Choosing the right running shoe guide

By  |  1 Comment
Steve Torbett, Biomechanics Expert at, has advised countless runners, including Nell McAndrew, on how to choose the right shoes for them. He says:

“Running with the wrong running shoes can cause discomfort and even lead to injury. As you only get one body, it’s important you look after it!

“You should change your running shoes approximately every nine months at a decent running shop, just like Nell does at the HQ in Bradford. There, we offer biometric testing for all our customers to find the right shoes, but there are other ways to find the perfect trainers just for your feet at home.”

Shoe size

“Your foot expands when running anything over a couple of miles, so it’s advisable to spare a thumb-width of room at the front of your running shoes. This might mean going up half a size.”

Foot width

“The better the fit, the better you’ll run! Most shoes are built on a standard D-width fitting, but some cater to different widths as well.

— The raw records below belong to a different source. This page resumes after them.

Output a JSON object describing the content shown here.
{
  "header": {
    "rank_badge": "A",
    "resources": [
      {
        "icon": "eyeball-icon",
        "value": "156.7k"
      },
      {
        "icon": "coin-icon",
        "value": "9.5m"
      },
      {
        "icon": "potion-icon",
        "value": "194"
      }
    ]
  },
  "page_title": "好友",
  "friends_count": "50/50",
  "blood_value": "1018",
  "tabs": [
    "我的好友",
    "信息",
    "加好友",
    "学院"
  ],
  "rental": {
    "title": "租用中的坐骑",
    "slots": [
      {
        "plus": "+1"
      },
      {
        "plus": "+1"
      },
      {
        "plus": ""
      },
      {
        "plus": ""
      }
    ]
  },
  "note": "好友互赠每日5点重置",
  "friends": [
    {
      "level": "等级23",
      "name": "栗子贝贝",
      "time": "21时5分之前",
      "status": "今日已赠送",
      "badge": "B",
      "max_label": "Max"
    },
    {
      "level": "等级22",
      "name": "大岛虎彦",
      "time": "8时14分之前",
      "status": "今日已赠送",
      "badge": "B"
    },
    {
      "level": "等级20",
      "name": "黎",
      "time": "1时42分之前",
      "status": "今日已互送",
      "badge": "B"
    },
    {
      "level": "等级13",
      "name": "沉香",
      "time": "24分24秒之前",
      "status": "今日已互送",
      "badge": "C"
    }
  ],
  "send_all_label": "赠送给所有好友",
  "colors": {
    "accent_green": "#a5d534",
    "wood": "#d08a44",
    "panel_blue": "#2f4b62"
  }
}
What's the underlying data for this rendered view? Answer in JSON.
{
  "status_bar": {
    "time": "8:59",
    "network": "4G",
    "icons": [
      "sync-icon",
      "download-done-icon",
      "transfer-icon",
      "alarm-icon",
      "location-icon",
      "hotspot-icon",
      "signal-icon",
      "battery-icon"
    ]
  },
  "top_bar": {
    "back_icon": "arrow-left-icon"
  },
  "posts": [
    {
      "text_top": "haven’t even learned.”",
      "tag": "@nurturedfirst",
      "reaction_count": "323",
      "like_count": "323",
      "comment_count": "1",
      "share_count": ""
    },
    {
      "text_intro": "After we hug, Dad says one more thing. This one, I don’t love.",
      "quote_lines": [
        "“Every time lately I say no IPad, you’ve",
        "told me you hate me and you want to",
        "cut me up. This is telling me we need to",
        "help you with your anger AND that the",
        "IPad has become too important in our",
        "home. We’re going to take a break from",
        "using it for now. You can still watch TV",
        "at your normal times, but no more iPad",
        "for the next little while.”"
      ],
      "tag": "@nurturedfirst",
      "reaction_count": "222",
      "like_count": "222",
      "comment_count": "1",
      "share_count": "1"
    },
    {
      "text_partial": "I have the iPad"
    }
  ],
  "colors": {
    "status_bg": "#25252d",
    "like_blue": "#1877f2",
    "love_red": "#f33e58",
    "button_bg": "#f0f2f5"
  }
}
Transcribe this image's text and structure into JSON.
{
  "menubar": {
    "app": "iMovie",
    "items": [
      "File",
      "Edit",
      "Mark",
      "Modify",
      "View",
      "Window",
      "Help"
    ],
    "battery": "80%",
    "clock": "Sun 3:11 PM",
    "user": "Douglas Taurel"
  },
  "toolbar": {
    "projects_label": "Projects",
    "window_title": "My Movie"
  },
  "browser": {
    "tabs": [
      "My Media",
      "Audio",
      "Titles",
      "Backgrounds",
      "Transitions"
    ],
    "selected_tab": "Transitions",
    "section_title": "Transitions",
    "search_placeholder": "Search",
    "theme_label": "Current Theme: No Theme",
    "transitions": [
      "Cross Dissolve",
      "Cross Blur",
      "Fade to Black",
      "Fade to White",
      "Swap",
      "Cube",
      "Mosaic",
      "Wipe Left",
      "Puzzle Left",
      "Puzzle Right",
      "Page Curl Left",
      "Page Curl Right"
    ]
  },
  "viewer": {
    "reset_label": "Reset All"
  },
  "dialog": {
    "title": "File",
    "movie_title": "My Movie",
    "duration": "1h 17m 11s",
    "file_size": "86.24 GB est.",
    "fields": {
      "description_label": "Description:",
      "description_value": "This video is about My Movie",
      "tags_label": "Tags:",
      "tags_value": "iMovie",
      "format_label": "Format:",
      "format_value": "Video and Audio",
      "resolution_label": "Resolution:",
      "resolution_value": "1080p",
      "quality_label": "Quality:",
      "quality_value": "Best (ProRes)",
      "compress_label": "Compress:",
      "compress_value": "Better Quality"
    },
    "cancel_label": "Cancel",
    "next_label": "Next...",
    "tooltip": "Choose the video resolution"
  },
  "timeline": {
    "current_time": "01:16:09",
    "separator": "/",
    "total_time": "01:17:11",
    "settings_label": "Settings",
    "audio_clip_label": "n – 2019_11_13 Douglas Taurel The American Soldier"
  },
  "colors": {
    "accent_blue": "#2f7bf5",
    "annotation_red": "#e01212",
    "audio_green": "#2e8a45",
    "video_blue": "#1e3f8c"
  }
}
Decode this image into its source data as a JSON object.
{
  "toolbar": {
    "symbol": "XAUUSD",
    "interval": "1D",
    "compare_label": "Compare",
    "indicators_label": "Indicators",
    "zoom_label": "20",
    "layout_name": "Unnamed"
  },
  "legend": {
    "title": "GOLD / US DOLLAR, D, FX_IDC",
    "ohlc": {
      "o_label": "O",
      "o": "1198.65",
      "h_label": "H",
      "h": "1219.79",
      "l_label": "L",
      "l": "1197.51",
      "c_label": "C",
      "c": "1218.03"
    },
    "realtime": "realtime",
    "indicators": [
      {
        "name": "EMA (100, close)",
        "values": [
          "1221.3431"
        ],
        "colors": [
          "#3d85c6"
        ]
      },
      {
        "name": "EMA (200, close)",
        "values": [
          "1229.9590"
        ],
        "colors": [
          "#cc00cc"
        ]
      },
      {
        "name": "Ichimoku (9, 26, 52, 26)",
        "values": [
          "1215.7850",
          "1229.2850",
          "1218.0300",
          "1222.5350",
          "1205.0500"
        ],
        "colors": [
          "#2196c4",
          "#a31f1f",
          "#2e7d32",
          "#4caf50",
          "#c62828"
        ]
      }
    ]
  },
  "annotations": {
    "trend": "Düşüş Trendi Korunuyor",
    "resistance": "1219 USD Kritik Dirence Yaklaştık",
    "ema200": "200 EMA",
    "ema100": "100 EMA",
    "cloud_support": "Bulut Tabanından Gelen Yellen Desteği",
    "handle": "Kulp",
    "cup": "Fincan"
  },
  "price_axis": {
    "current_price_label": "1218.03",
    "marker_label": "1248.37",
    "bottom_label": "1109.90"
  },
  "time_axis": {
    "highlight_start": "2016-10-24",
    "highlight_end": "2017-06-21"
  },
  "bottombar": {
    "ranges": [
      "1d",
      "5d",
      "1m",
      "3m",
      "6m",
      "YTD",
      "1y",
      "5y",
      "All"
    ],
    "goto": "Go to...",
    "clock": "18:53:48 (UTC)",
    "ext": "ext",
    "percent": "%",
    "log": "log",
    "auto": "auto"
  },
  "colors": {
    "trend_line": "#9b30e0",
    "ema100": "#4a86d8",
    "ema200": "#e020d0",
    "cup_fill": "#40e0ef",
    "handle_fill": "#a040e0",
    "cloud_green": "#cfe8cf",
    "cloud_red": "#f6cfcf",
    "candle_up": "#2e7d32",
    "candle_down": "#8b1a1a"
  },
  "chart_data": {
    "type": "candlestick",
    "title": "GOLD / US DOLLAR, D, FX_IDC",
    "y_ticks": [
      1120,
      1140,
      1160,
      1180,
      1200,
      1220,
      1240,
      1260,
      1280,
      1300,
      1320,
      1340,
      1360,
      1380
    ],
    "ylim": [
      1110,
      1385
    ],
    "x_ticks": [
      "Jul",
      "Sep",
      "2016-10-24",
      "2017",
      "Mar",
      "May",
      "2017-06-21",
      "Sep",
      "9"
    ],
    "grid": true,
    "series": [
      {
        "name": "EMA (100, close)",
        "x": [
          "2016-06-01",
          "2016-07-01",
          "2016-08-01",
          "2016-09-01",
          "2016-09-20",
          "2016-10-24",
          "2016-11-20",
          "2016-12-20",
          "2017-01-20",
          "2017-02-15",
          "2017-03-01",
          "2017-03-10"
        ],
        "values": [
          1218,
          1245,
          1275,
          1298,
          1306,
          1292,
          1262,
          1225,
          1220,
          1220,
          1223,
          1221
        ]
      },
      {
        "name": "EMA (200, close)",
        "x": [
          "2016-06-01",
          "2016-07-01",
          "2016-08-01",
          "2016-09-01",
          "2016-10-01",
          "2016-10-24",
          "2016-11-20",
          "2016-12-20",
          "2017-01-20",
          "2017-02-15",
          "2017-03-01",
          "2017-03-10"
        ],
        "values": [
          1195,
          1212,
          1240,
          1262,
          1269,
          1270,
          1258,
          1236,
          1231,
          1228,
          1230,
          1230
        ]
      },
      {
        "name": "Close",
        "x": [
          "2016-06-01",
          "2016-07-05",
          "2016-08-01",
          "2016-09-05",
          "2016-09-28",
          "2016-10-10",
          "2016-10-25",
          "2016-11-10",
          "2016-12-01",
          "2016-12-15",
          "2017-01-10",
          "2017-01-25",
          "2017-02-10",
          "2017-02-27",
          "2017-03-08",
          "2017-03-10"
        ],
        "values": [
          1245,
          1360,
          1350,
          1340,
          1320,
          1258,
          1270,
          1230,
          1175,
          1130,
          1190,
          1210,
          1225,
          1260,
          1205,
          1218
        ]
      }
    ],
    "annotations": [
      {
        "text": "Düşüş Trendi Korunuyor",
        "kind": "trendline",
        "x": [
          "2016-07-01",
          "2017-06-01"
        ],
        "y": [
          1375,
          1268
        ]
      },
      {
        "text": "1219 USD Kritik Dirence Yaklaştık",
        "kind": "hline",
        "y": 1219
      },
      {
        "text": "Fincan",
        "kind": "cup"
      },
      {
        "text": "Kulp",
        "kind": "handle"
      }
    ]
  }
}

Generally, Brooks shoes tend to be broader, Adidas shoes tend to be narrower, while other brands, such as New Balance and Nike offer different width sizes.“

Your weight

“When you run, you place 2-3 times your body weight on your running shoe and built-in cushioning helps to relieve some of that pressure. Unsurprisingly, the heavier you are, the more you’ll need. Very light runners will fare better with a more responsive running shoe.”

The Wet Test

“To determine what type of runner you are, you’ll need to look at your pronation. This is the movement of the foot from heel strike to big toe off and is the lower leg’s natural way of absorbing shock. Based on this, runners can be divided into three main biomechanical categories. The easiest way to find out which category you fall into is to do the wet test, which involves examining the print left by your foot after a bath or a shower. Compare your print to the graphics below to find out how you pronate:

Wet Foot Test

Still a little confused? have a great video which further explains How To Choose The Right Running Shoe

1 Comment

  1. Pingback: Geary Group

You must be logged in to post a comment Login

Leave a Reply